The finger decks production process is the same as real skateboard decks: made of 5 plys of maple, glued and compressed. There is no problem in detailing that famous process as it’s now used by many teenagers who also create their own molds!

The Close Up stop motion videos are pretty cool! Who makes those?
The two stop-motion animations (2007 & 2010) are a collaborative work between Close Up co. and an old friend and stop-motion pro animator who also used to skateboard & fingerboard for fun. You should also check out the video we made featuring the turntable fingerboard park we invented.

What are your thoughts on the finger boarding mockumentary ‘Fingers Crossed’ that was shared on Jenkem Mag?
I think it’s an original and funny way to present pro fingerboarding to skateboarders, even if Close Up co. spirit is not to to push fingerboarders to turn “pro” or become famous for few months. New talents are emerging from everywhere every 6 months, like in skateboarding, but fingerboarding has so much less risks and more tries in a minute than real Skateboarding hammers!
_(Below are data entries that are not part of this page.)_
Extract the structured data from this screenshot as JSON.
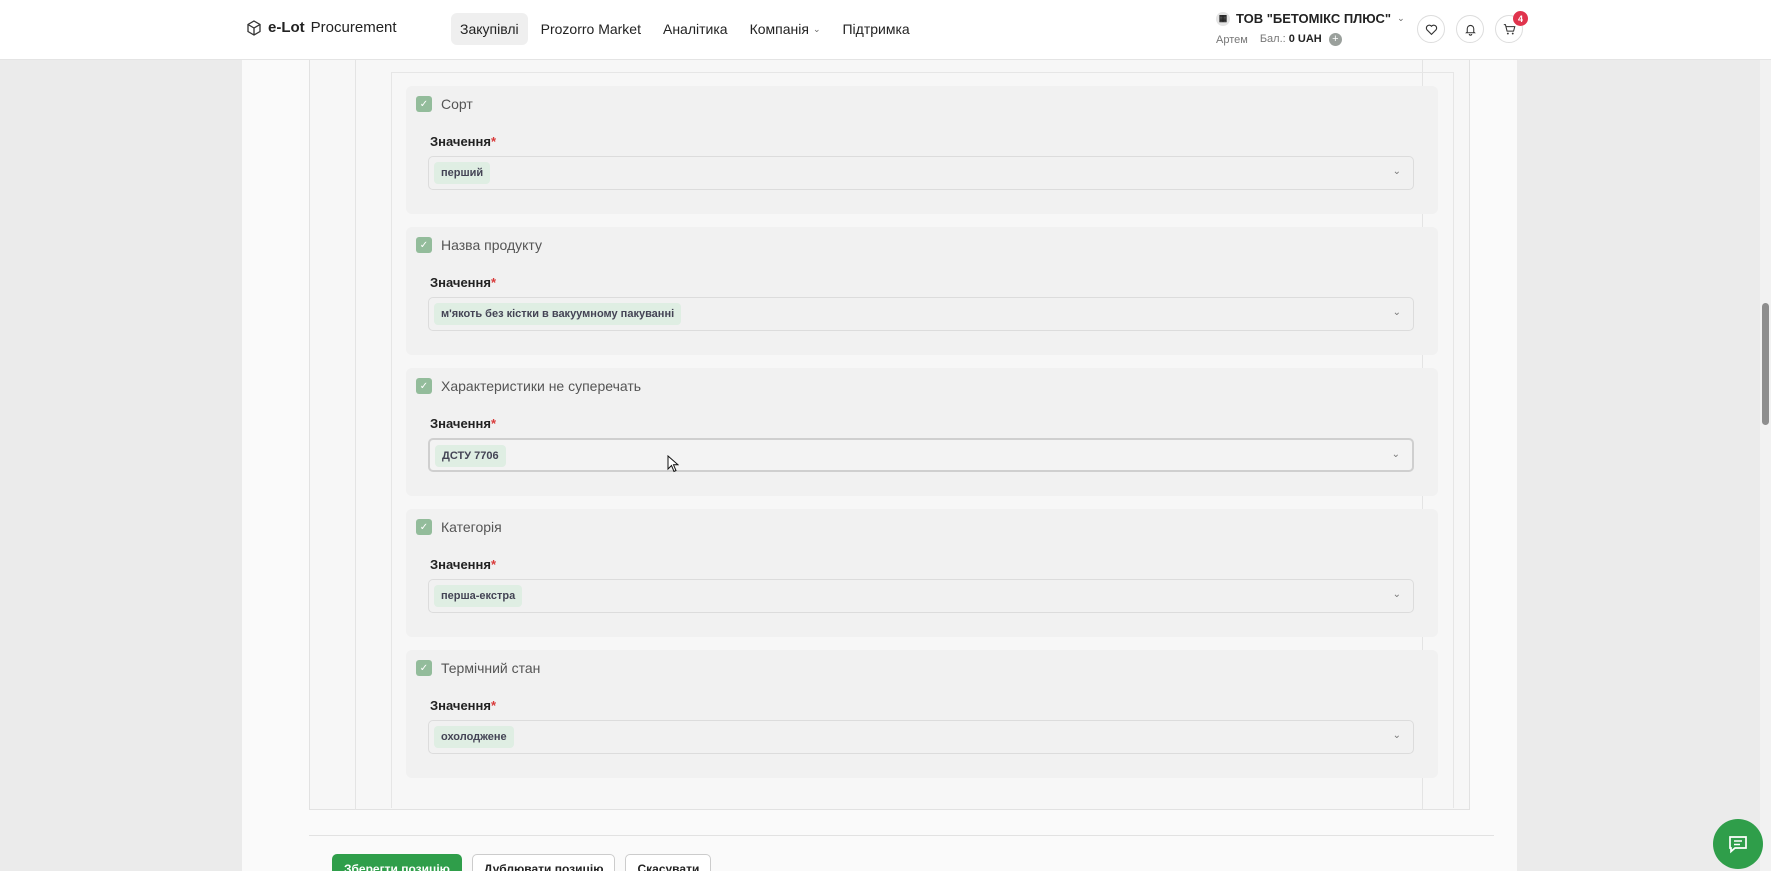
{
  "header": {
    "logo_brand": "e-Lot",
    "logo_suffix": "Procurement",
    "nav": [
      {
        "label": "Закупівлі",
        "active": true
      },
      {
        "label": "Prozorro Market"
      },
      {
        "label": "Аналітика"
      },
      {
        "label": "Компанія",
        "has_dropdown": true
      },
      {
        "label": "Підтримка"
      }
    ],
    "company_name": "ТОВ \"БЕТОМІКС ПЛЮС\"",
    "user_name": "Артем",
    "balance_label": "Бал.:",
    "balance_value": "0 UAH",
    "cart_count": "4"
  },
  "features": [
    {
      "title": "Сорт",
      "label": "Значення",
      "value": "перший"
    },
    {
      "title": "Назва продукту",
      "label": "Значення",
      "value": "м'якоть без кістки в вакуумному пакуванні"
    },
    {
      "title": "Характеристики не суперечать",
      "label": "Значення",
      "value": "ДСТУ 7706",
      "focused": true
    },
    {
      "title": "Категорія",
      "label": "Значення",
      "value": "перша-екстра"
    },
    {
      "title": "Термічний стан",
      "label": "Значення",
      "value": "охолоджене"
    }
  ],
  "required_mark": "*",
  "actions": {
    "save": "Зберегти позицію",
    "duplicate": "Дублювати позицію",
    "cancel": "Скасувати"
  },
  "colors": {
    "accent": "#2f9e4a",
    "badge": "#e0344d",
    "checkbox": "#93bc9b",
    "chip": "#dfeee3"
  }
}
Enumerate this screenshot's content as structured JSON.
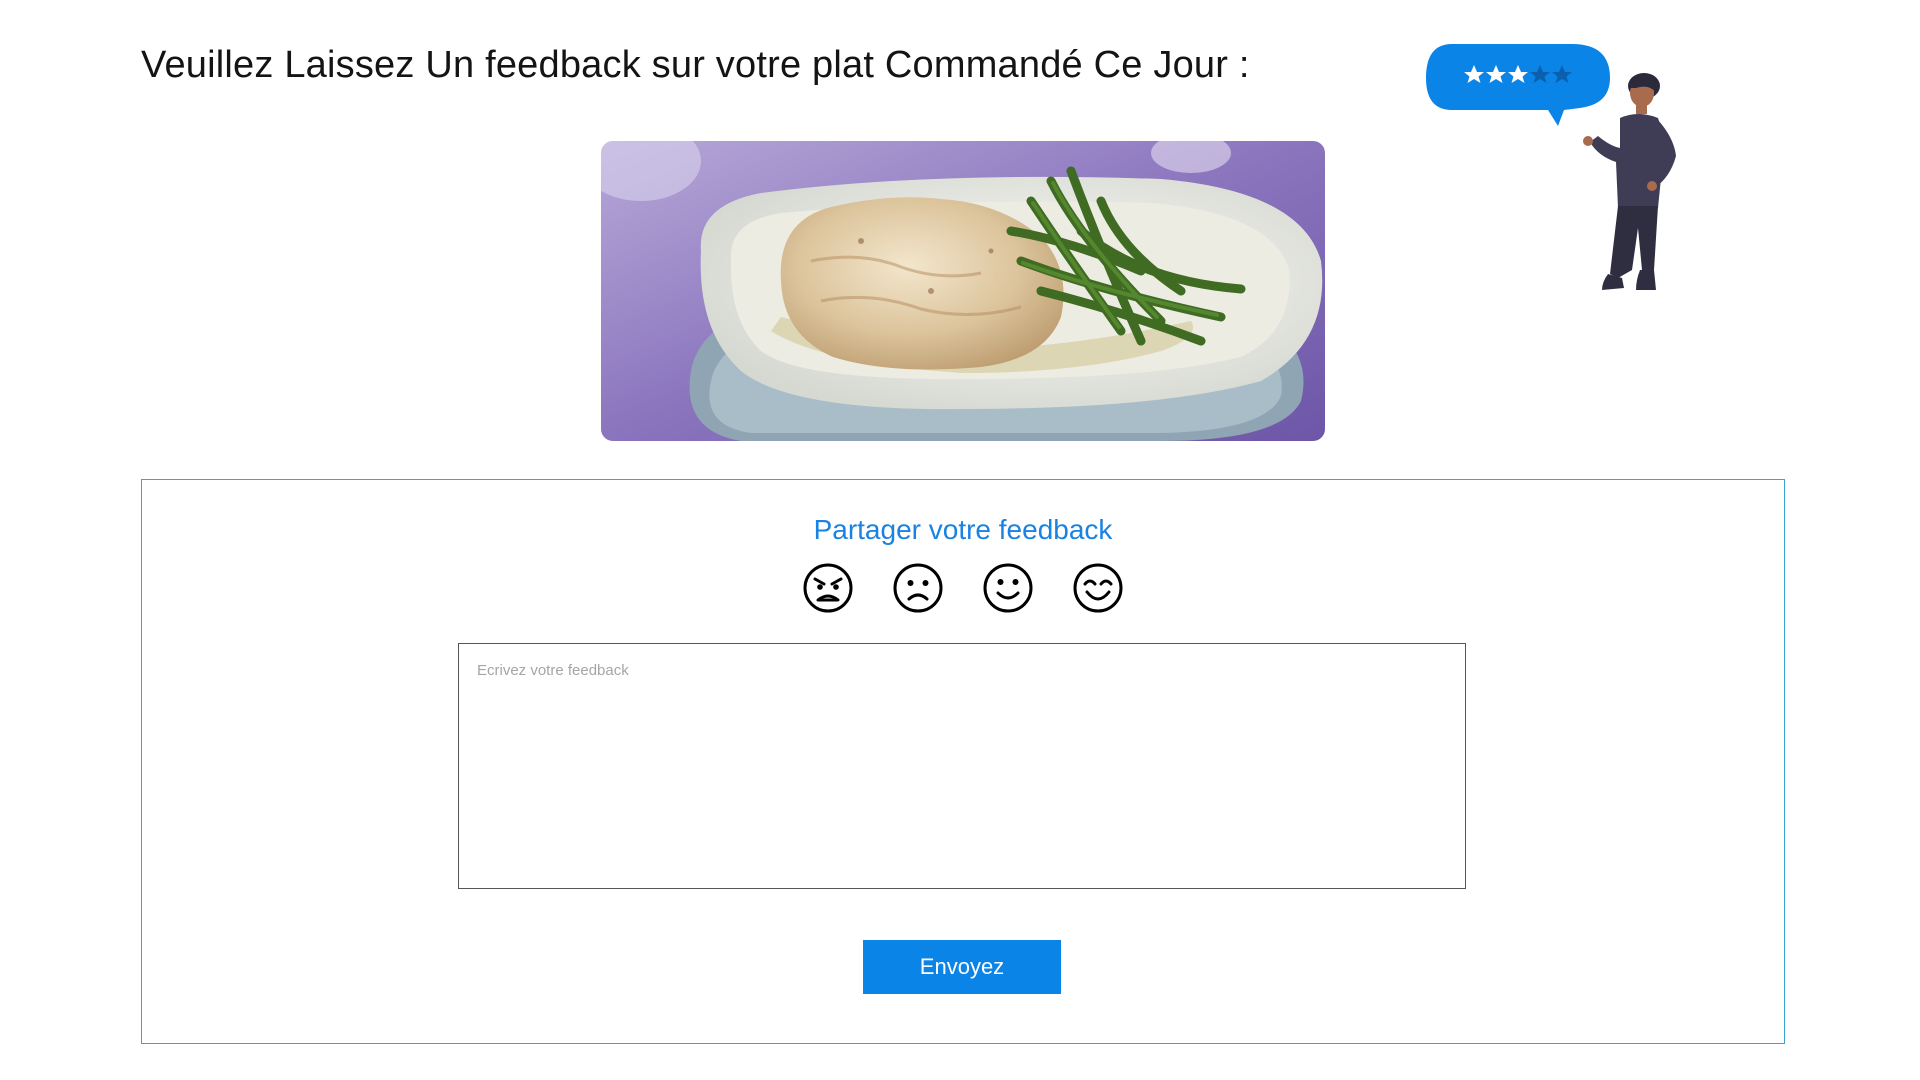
{
  "header": {
    "title": "Veuillez Laissez Un feedback sur votre plat Commandé Ce Jour :"
  },
  "illustration": {
    "rating_stars_filled": 3,
    "rating_stars_total": 5,
    "bubble_color": "#0b84e8"
  },
  "feedback": {
    "title": "Partager votre feedback",
    "emojis": [
      {
        "icon": "angry-face-icon"
      },
      {
        "icon": "sad-face-icon"
      },
      {
        "icon": "smiling-face-icon"
      },
      {
        "icon": "happy-face-icon"
      }
    ],
    "textarea": {
      "placeholder": "Ecrivez votre feedback",
      "value": ""
    },
    "submit_label": "Envoyez"
  },
  "colors": {
    "accent": "#1a82e2",
    "button": "#0b84e8",
    "card_border": "#3aa3d9"
  }
}
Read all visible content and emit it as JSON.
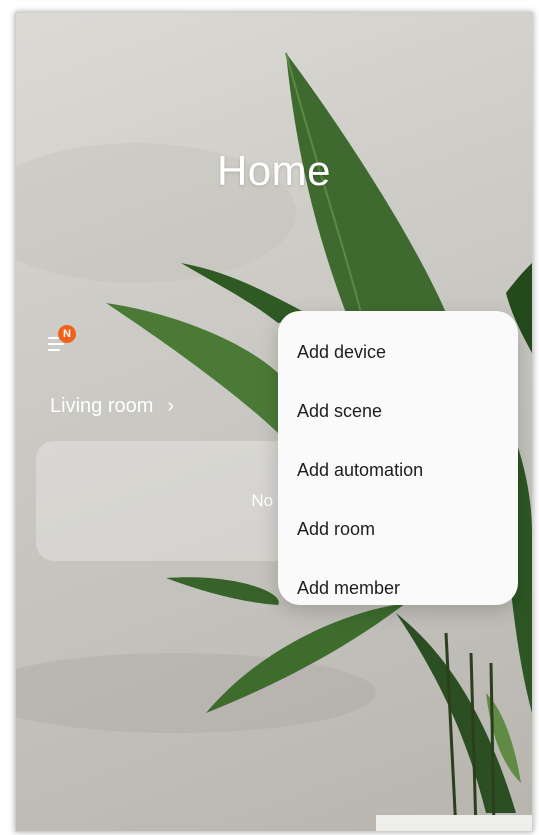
{
  "header": {
    "title": "Home"
  },
  "menu_button": {
    "icon": "menu-icon",
    "badge": "N",
    "badge_color": "#f0621b"
  },
  "room": {
    "name": "Living room",
    "chevron_icon": "chevron-right-icon",
    "card_text": "No de"
  },
  "popup_menu": {
    "items": [
      {
        "label": "Add device"
      },
      {
        "label": "Add scene"
      },
      {
        "label": "Add automation"
      },
      {
        "label": "Add room"
      },
      {
        "label": "Add member"
      }
    ]
  }
}
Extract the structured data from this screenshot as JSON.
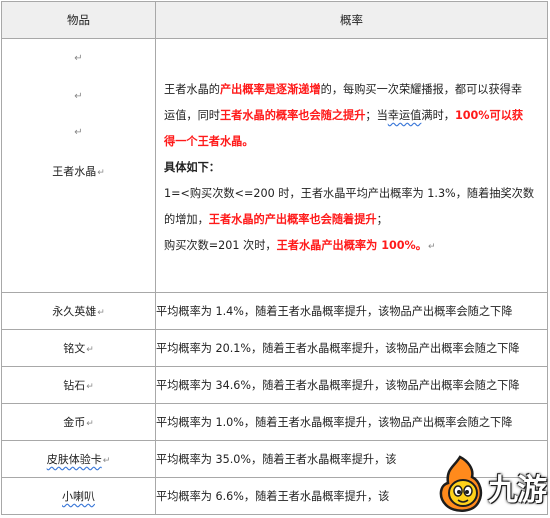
{
  "header": {
    "col1": "物品",
    "col2": "概率"
  },
  "para_mark": "↵",
  "crystal": {
    "name": "王者水晶",
    "line1_a": "王者水晶的",
    "line1_b": "产出概率是逐渐递增",
    "line1_c": "的，每购买一次荣耀播报，都可以获得幸",
    "line2_a": "运值，同时",
    "line2_b": "王者水晶的概率也会随之提升",
    "line2_c": "；当",
    "line2_d": "幸运值",
    "line2_e": "满时，",
    "line2_f": "100%可以获",
    "line3": "得一个王者水晶。",
    "detail_title": "具体如下：",
    "rule1": "1=<购买次数<=200 时，王者水晶平均产出概率为 1.3%，随着抽奖次数",
    "rule2_a": "的增加，",
    "rule2_b": "王者水晶的产出概率也会随着提升",
    "rule2_c": "；",
    "rule3_a": "购买次数=201 次时，",
    "rule3_b": "王者水晶产出概率为 100%。"
  },
  "rows": [
    {
      "item": "永久英雄",
      "prob": "平均概率为 1.4%，随着王者水晶概率提升，该物品产出概率会随之下降"
    },
    {
      "item": "铭文",
      "prob": "平均概率为 20.1%，随着王者水晶概率提升，该物品产出概率会随之下降"
    },
    {
      "item": "钻石",
      "prob": "平均概率为 34.6%，随着王者水晶概率提升，该物品产出概率会随之下降"
    },
    {
      "item": "金币",
      "prob": "平均概率为 1.0%，随着王者水晶概率提升，该物品产出概率会随之下降"
    },
    {
      "item": "皮肤体验卡",
      "prob": "平均概率为 35.0%，随着王者水晶概率提升，该"
    },
    {
      "item": "小喇叭",
      "prob": "平均概率为 6.6%，随着王者水晶概率提升，该"
    }
  ],
  "watermark": {
    "text": "九游",
    "colors": {
      "flame": "#ff8a1c",
      "body": "#ffd21a",
      "outline": "#1d1d1d"
    }
  }
}
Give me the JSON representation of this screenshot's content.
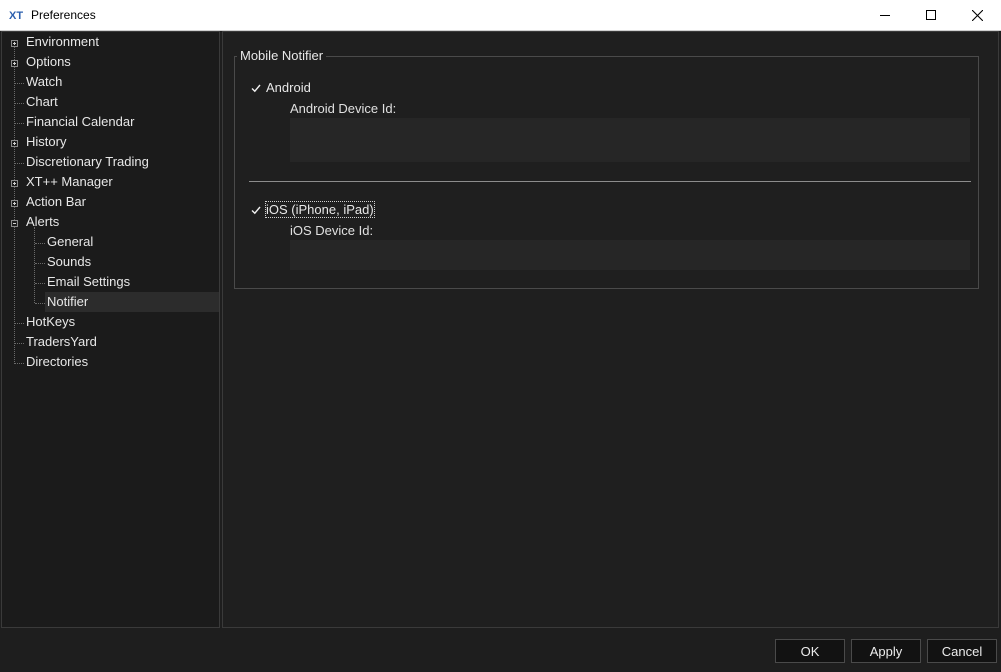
{
  "window": {
    "title": "Preferences"
  },
  "tree": {
    "items": [
      {
        "label": "Environment",
        "expander": "plus"
      },
      {
        "label": "Options",
        "expander": "plus"
      },
      {
        "label": "Watch",
        "expander": "none"
      },
      {
        "label": "Chart",
        "expander": "none"
      },
      {
        "label": "Financial Calendar",
        "expander": "none"
      },
      {
        "label": "History",
        "expander": "plus"
      },
      {
        "label": "Discretionary Trading",
        "expander": "none"
      },
      {
        "label": "XT++ Manager",
        "expander": "plus"
      },
      {
        "label": "Action Bar",
        "expander": "plus"
      },
      {
        "label": "Alerts",
        "expander": "minus",
        "children": [
          {
            "label": "General"
          },
          {
            "label": "Sounds"
          },
          {
            "label": "Email Settings"
          },
          {
            "label": "Notifier",
            "selected": true
          }
        ]
      },
      {
        "label": "HotKeys",
        "expander": "none"
      },
      {
        "label": "TradersYard",
        "expander": "none"
      },
      {
        "label": "Directories",
        "expander": "none"
      }
    ]
  },
  "notifier": {
    "group_title": "Mobile Notifier",
    "android": {
      "label": "Android",
      "checked": true,
      "field_label": "Android Device Id:",
      "value": ""
    },
    "ios": {
      "label": "iOS (iPhone, iPad)",
      "checked": true,
      "field_label": "iOS Device Id:",
      "value": ""
    }
  },
  "buttons": {
    "ok": "OK",
    "apply": "Apply",
    "cancel": "Cancel"
  },
  "colors": {
    "background": "#1e1e1e",
    "panel": "#1f1f1f",
    "field": "#262626",
    "selected_row": "#2c2c2c"
  }
}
Fingers Crossed: The Chad Montie Story from Aidan Johnston on Vimeo.

If someone wants to try their hand (last pun, I promise) at fingerboarding, which media should they follow?
Of course, if someone needs to know more about fingerboarding, they should come to Close Up —closeup-fingerskate.fr—to discover our complete set ups, skateboard brand graphics and original videos. But we have to say, the German brand is definitely the best and most invested in fingerboard contests, high quality materials and sponsoring riders.

In your opinion, who is the best fingerboarder?
I think Dimitri Schlotthauer & Elias Assmuth are the best fingerboarders of the 21st century! Even if there are now young riders bringing technique and combos—like what Shane O’Neill brought to skateboarding—I think those 2 German skateboarders, have done the most technical tricks or movements ever done, with style and perfect pop-outs.

Thanks for putting up with the bad puns Damien!
Thanks for this interview and the original collab!

Close Up Fingerboards

A short version of this interview was originally featured in the printed KrakMag issue 16 that shipped with the Halloween KrakBox. Want to get your hands on a copy of the next printed KrakMag? Want to receive epic skateboarding product every two months? Check out the KrakBox now!